I left the tradies to work on the upstairs veranda while I scoured Kings Cross for a tape deck. The Happy Hocker stocked second-hand record players, transistor radios, even an old eight track, but not what I needed. The village markets sold scented candles, baby clothes, electric cake mixers, serviette rings, jewellery boxes, and extension cords. Nor did I have any luck at the Wayside Chapel opportunity shopâif only I'd been in the market for baggy dresses and mismatched earringsÂ .Â .Â .Â
It wasn't until the pawn shop opened at 11 am that I found what I was looking for: a large black and silver boom box from the eighties, for only sixty-five bucks, including batteries.
I paid the guy and turned on the radio, switching it to the local jazz station, and the sound of Duke Ellington playing âTake the “A” Train' burst into the room. I hoisted the box onto my shoulder and left the shop. As I bobbed down the street to Ray Nance's familiar trumpet solo, I got a few strange looks, and one old lady even threw a coin at me. For such a big system, it was surprisingly light.
Back at the house, I told Omar and the boys they could take an early lunch. I wanted some privacy and silence, and retired to my study. I plugged in the cassette player, poured myself a double whisky and settled in at my desk.
Now that everything is quiet, I open the metal box, select tape number one, push it into the plastic slot and press play.
I'm expecting to hear a sound check or maybe musicians tuning up before starting a gig, but after several scratchy seconds I find myself listening to my aunt's reedy voice, asking me to listen to the tapes and write up her story. âEach tape is a chapter in itself, Darling. Write each one up as you go along. No skipping to the end, to the very last tape.'
âPretty it up,' she then demands. âMake it sing.' And when she explains it like this, I begin to understand my responsibilities. After all, I'm a novelist, not a typist. I shape and embellish; I edit and shade.
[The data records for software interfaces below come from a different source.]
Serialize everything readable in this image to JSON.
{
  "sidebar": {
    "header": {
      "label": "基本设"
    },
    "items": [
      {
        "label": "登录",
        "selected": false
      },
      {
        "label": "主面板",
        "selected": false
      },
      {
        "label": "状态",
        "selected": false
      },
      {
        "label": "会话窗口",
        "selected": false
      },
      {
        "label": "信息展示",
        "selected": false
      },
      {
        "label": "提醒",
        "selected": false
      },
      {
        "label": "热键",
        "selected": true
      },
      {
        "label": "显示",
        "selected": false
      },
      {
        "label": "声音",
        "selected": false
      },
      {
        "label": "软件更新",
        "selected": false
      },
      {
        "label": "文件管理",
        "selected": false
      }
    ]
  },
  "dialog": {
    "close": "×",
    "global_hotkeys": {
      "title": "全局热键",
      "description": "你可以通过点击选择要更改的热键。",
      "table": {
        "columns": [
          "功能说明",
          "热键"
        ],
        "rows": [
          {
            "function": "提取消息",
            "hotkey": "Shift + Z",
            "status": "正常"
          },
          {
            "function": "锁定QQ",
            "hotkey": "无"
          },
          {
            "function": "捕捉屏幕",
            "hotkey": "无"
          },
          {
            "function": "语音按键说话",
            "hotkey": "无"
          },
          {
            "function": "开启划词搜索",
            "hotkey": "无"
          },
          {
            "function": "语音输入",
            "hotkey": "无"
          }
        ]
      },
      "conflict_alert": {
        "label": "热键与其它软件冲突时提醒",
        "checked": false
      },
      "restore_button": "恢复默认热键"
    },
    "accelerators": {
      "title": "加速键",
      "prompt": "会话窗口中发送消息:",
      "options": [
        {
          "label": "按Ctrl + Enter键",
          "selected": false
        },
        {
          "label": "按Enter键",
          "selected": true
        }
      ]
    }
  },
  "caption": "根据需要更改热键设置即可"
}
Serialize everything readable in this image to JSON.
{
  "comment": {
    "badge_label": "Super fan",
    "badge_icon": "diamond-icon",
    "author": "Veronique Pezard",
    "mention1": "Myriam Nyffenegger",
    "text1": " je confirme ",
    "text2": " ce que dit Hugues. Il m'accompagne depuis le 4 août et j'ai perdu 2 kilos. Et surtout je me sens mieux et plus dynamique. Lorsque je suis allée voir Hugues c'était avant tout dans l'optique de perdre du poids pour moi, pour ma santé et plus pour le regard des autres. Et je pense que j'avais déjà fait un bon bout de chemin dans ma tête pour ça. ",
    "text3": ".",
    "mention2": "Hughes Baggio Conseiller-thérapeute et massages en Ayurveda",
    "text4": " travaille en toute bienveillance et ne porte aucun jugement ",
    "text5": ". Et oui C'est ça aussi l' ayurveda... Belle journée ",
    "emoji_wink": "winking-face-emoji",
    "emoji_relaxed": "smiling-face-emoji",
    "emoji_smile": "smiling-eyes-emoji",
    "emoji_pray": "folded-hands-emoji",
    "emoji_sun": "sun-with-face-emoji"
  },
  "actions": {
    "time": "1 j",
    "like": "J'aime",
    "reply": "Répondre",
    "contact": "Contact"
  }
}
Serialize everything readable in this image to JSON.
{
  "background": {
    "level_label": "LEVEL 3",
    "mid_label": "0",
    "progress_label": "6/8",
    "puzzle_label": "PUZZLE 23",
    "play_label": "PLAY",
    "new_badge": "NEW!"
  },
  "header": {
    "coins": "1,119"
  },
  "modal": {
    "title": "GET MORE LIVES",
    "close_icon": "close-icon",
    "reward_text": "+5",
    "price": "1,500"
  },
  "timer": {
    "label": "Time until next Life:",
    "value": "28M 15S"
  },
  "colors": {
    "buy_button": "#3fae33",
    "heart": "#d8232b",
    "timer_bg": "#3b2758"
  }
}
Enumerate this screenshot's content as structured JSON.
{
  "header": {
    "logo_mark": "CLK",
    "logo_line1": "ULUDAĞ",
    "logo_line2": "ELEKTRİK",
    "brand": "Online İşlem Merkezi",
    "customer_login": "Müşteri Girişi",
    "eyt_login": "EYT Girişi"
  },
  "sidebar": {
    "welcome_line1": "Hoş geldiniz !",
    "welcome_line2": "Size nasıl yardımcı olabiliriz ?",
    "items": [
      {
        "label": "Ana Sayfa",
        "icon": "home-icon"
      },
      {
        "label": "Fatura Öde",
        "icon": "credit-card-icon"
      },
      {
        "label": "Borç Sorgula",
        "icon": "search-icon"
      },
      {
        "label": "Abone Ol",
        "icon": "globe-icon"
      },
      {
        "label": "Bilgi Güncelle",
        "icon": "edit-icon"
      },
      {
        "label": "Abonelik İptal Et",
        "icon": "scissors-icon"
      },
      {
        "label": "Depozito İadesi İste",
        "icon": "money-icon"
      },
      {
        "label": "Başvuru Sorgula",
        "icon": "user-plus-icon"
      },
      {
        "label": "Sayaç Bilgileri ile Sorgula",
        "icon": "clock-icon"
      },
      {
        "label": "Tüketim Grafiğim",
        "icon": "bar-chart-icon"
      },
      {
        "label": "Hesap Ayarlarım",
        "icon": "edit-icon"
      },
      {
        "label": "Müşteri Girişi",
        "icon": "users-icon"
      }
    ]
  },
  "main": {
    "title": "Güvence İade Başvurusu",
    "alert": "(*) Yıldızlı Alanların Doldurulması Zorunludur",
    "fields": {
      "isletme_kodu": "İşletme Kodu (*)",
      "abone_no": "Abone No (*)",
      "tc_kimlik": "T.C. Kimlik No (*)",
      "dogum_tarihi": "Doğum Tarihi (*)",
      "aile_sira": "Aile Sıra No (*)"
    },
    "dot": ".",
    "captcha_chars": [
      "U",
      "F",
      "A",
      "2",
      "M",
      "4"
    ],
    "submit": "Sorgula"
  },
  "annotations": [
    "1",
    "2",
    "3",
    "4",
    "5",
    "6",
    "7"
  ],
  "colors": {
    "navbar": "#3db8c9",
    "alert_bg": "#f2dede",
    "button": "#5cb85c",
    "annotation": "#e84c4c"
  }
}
It's similar to how she would improvise on a piece of music, taking the bones of a song and turning it into something startling and unique.
Yes. I'll have a crack at it.